Top of Entries supplied

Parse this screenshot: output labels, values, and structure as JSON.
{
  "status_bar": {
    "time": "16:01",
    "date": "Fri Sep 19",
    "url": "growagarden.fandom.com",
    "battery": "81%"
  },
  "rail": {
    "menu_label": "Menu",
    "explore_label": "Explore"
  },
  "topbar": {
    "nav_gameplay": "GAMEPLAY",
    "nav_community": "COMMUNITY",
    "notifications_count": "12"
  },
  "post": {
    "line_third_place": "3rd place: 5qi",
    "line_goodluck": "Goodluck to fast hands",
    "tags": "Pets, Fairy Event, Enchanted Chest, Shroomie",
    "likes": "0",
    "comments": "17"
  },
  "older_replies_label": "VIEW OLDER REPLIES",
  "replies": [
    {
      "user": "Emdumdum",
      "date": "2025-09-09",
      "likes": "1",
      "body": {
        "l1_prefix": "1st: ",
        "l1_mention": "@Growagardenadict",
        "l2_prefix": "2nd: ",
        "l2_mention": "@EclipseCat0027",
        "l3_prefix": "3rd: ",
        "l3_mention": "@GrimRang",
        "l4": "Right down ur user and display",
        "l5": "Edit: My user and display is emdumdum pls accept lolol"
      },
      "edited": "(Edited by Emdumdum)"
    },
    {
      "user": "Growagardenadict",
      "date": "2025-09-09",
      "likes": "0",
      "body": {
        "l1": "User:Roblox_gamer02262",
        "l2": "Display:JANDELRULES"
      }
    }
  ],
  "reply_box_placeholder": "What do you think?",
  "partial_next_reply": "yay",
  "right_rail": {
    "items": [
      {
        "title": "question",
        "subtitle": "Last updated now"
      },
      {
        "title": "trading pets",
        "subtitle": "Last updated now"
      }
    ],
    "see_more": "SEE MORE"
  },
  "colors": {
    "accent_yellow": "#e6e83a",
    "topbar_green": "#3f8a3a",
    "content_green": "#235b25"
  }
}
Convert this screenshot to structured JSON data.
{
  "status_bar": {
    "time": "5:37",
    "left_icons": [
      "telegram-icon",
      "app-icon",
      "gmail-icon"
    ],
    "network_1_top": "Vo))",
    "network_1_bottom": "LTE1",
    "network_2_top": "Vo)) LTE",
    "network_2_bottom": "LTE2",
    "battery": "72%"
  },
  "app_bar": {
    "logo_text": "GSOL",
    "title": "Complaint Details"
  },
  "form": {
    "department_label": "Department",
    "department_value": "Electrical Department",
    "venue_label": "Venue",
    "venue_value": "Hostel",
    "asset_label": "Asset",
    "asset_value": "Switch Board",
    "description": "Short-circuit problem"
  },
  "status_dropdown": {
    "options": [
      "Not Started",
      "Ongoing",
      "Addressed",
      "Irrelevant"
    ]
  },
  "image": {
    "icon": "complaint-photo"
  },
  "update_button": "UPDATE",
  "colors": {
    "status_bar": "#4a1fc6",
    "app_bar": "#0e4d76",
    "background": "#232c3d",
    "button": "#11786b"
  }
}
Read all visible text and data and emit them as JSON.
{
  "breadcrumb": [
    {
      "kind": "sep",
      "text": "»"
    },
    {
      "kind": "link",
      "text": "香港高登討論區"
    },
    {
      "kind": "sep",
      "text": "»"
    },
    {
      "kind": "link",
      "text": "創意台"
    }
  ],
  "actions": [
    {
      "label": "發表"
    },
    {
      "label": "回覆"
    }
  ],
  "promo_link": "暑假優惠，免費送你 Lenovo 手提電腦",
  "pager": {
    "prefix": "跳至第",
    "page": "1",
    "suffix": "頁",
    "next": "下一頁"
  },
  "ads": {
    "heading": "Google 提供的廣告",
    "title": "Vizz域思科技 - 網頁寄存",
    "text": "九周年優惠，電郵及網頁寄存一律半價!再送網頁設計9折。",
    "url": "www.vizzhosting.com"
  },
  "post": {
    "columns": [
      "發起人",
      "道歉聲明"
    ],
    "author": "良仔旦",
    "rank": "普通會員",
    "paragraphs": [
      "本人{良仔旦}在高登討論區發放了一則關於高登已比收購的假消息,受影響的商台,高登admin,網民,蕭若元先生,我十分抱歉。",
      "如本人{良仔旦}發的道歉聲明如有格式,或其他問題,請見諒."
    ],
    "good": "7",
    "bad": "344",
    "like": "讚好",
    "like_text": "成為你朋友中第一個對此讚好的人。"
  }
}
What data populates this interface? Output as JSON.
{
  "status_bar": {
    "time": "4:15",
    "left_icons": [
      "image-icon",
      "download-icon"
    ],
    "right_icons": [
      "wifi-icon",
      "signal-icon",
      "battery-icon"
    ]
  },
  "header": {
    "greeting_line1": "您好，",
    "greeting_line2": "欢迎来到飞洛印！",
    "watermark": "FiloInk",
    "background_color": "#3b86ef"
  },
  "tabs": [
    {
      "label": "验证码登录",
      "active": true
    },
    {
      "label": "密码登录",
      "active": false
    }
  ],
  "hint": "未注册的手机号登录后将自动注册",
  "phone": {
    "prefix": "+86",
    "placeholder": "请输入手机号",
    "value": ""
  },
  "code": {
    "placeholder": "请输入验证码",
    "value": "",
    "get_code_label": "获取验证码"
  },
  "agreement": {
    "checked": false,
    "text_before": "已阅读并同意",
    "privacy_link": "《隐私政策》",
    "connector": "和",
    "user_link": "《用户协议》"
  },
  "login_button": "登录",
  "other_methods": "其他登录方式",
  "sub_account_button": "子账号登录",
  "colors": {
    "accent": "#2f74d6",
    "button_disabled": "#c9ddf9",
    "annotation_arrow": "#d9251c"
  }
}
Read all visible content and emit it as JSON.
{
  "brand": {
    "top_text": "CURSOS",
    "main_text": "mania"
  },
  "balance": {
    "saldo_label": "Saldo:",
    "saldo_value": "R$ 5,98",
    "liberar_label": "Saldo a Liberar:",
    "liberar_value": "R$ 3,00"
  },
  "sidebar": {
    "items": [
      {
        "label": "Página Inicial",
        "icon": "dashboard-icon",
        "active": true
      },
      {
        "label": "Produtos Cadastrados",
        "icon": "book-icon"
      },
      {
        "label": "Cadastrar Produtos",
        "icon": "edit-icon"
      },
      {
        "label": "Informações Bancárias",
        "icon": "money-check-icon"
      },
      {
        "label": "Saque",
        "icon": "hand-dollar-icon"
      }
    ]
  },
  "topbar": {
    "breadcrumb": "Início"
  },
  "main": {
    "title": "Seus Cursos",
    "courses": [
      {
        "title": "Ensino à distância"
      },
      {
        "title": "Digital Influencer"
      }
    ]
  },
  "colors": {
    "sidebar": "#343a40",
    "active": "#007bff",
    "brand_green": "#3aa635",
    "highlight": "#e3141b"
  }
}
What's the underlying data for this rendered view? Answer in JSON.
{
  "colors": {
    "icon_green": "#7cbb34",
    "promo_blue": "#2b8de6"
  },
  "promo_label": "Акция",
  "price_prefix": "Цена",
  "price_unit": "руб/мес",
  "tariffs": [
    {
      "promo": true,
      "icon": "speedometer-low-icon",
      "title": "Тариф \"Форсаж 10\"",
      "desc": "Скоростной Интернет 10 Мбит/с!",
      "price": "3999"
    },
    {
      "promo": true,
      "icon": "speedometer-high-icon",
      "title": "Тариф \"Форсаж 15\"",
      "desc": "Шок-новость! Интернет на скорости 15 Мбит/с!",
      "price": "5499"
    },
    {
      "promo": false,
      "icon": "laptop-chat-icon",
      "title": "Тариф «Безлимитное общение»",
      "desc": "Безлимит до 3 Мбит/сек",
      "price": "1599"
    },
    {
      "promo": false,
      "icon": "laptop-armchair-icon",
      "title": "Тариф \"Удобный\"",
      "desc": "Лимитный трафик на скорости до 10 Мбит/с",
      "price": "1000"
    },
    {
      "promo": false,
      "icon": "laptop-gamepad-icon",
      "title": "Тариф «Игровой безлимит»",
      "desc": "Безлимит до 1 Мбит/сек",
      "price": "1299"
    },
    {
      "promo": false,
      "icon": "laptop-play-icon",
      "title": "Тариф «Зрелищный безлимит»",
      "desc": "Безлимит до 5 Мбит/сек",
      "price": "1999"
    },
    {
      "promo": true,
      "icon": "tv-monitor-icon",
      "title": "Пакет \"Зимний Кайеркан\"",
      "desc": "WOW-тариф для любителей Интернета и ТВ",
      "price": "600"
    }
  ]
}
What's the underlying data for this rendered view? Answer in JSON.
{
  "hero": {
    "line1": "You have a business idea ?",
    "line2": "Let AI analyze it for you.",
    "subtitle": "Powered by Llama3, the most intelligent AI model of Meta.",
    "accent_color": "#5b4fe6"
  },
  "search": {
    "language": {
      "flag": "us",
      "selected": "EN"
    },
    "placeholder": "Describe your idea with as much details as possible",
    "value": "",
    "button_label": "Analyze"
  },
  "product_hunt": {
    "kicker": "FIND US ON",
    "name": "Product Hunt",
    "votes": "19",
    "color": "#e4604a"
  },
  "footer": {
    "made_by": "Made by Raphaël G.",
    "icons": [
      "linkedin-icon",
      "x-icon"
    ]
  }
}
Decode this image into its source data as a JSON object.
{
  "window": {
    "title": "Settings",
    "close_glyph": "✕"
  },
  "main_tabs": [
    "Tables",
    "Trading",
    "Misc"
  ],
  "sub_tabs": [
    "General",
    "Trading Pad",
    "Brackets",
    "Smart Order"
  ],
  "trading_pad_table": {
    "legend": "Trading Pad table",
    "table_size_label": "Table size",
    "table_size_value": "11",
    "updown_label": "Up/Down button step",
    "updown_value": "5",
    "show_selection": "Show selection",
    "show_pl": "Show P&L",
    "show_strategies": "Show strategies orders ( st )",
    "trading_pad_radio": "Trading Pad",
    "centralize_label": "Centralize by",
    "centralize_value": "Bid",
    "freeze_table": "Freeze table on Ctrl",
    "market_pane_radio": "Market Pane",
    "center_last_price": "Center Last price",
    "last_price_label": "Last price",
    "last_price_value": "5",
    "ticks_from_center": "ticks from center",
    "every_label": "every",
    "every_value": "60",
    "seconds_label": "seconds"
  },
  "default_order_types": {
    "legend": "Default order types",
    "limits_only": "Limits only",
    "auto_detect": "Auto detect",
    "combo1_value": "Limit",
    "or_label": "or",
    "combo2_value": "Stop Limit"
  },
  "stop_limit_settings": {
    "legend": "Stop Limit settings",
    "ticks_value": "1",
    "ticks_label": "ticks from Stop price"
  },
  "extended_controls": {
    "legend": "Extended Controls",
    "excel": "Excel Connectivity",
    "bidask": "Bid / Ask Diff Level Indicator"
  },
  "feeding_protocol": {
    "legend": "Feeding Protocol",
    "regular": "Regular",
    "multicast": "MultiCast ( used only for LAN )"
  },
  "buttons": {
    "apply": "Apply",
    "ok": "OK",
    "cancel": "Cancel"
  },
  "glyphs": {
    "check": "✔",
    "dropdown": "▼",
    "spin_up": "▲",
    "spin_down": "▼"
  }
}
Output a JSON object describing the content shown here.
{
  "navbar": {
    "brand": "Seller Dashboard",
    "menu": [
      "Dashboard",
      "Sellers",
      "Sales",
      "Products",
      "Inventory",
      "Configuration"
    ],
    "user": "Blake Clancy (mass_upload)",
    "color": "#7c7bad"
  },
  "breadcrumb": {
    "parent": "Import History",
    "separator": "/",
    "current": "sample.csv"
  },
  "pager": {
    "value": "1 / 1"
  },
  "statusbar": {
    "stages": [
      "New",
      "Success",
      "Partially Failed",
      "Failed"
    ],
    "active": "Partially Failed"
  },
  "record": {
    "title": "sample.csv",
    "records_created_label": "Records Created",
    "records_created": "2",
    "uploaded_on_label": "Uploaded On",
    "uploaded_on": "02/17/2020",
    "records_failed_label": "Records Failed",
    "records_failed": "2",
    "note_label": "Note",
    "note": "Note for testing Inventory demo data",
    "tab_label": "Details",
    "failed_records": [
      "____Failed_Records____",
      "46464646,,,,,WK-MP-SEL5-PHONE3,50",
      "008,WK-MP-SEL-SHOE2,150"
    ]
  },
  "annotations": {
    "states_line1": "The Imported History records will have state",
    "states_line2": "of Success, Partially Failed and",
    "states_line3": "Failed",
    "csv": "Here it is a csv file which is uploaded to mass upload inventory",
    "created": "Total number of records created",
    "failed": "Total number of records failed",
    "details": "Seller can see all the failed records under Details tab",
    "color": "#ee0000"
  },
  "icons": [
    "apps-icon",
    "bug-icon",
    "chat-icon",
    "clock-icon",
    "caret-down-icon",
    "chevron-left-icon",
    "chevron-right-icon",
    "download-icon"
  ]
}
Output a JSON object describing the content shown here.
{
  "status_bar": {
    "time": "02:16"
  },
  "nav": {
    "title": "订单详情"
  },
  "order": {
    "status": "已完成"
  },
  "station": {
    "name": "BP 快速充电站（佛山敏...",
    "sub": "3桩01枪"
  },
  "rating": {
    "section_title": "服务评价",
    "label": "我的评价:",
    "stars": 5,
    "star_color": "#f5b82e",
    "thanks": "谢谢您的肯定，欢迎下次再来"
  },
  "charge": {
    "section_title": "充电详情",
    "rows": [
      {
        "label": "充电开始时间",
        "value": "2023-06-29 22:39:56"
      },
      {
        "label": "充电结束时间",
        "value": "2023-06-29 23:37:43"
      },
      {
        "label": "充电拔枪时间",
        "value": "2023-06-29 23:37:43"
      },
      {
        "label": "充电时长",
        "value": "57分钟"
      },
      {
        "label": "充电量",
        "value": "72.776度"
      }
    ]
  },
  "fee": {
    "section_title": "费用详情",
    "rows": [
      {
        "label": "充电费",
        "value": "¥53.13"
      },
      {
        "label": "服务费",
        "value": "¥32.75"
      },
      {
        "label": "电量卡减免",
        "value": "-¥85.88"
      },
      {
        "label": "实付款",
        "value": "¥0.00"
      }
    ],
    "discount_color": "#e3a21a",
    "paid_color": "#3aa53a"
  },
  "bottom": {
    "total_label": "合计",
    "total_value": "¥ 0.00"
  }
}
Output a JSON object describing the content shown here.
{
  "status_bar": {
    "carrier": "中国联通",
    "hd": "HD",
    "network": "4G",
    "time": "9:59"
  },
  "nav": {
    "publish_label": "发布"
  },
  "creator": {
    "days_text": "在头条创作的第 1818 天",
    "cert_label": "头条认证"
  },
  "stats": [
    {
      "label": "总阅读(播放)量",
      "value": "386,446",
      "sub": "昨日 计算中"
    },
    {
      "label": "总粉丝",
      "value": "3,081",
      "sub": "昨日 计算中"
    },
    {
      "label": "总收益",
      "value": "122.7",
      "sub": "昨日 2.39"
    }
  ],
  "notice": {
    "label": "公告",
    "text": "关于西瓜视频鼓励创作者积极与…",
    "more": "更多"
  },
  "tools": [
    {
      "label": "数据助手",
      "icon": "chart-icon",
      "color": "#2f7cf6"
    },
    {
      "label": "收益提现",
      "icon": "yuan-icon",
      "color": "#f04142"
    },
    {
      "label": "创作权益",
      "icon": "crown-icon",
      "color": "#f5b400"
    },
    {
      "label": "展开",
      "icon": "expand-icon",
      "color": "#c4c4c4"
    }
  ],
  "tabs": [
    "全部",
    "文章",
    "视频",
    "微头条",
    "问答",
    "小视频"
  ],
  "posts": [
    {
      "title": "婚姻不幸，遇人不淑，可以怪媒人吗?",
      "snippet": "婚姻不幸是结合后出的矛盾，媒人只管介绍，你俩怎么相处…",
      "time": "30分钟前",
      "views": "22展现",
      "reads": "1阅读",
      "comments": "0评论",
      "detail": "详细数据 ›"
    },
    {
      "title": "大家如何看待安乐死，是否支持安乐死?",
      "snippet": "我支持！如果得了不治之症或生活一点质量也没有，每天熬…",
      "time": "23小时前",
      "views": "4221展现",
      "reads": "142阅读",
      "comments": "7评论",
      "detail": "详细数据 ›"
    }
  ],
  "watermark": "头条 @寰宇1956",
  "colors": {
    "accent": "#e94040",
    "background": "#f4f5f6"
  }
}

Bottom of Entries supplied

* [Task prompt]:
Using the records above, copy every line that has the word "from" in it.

* [Exercise output]:
    "ticks_from_center": "ticks from center",
    "ticks_label": "ticks from Stop price"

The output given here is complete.